(Beginning of MATERIAL SHOWN)

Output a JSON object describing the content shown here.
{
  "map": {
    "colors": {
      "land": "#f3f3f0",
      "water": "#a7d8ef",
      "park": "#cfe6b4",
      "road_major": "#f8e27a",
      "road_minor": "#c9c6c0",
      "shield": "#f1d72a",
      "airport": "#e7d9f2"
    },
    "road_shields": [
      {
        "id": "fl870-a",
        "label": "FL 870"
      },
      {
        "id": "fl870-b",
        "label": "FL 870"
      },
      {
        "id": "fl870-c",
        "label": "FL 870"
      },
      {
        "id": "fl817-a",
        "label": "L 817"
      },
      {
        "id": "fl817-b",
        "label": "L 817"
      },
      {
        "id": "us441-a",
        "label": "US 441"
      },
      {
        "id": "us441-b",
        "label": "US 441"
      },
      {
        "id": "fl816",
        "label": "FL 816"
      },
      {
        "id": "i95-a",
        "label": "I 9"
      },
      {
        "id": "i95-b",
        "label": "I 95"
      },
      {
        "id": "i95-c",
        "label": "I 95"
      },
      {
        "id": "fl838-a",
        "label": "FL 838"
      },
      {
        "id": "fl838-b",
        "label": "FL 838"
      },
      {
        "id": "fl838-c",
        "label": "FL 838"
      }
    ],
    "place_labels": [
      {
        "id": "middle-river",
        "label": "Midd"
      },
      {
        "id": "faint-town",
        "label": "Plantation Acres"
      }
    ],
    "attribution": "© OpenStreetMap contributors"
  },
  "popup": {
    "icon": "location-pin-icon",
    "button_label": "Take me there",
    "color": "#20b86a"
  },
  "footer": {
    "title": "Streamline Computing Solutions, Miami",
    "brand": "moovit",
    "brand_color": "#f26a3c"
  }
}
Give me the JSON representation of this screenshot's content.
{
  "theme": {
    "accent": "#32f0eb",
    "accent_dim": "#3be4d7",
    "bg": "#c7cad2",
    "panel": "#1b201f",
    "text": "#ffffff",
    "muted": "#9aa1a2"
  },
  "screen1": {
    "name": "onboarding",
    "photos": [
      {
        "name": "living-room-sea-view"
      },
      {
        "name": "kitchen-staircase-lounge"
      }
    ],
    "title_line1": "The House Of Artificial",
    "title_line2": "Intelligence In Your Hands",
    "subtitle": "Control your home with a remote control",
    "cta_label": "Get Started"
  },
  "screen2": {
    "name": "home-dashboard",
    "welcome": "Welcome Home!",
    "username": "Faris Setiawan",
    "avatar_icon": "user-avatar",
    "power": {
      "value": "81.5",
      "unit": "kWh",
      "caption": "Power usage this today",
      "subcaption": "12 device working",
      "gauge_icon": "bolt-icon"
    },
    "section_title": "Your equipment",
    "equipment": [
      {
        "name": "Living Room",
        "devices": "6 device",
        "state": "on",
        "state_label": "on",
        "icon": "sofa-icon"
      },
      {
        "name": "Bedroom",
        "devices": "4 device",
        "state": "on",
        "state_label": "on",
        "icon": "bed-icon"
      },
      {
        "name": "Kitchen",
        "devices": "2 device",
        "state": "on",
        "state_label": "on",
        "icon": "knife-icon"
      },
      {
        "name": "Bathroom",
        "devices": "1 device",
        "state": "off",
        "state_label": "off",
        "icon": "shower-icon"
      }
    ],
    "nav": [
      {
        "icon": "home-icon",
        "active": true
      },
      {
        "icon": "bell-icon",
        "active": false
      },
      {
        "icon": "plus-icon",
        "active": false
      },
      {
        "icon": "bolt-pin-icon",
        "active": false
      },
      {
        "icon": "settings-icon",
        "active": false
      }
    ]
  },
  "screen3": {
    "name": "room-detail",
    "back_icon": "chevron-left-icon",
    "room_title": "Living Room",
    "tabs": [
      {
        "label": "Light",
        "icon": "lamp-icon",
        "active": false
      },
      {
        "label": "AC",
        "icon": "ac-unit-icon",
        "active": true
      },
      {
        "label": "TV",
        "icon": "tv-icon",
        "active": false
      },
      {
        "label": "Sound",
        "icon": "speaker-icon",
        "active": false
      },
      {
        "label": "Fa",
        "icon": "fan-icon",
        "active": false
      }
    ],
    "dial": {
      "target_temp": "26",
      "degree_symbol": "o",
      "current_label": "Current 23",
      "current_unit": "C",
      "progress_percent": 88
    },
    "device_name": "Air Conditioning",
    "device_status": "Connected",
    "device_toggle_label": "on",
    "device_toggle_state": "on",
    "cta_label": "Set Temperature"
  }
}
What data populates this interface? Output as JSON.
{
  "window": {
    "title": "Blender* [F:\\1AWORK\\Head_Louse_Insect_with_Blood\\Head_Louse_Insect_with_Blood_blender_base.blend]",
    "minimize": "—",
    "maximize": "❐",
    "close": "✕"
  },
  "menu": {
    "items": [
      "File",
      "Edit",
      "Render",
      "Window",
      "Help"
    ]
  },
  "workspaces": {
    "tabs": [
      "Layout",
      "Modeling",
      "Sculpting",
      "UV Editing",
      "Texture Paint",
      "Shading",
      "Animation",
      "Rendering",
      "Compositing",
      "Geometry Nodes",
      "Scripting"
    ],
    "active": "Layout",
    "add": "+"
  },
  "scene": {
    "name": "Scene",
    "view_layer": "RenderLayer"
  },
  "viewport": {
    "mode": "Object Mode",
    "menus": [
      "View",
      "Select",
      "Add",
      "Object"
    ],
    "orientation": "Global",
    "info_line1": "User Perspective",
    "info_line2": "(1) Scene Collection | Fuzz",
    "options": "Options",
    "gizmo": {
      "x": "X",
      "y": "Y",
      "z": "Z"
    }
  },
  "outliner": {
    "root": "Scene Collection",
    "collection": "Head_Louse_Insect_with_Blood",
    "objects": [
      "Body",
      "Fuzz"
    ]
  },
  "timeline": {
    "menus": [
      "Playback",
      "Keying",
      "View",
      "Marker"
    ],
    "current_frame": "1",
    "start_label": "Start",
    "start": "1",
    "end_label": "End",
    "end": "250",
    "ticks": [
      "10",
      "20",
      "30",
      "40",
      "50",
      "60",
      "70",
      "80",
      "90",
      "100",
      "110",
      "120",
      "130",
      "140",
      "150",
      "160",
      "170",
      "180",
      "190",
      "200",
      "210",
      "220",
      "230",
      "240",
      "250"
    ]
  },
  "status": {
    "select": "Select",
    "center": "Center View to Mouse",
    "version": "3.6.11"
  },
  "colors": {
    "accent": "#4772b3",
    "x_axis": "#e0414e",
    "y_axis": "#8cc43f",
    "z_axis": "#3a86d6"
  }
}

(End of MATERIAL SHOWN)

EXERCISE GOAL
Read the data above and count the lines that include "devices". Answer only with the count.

RESULT OF THIS TASK
4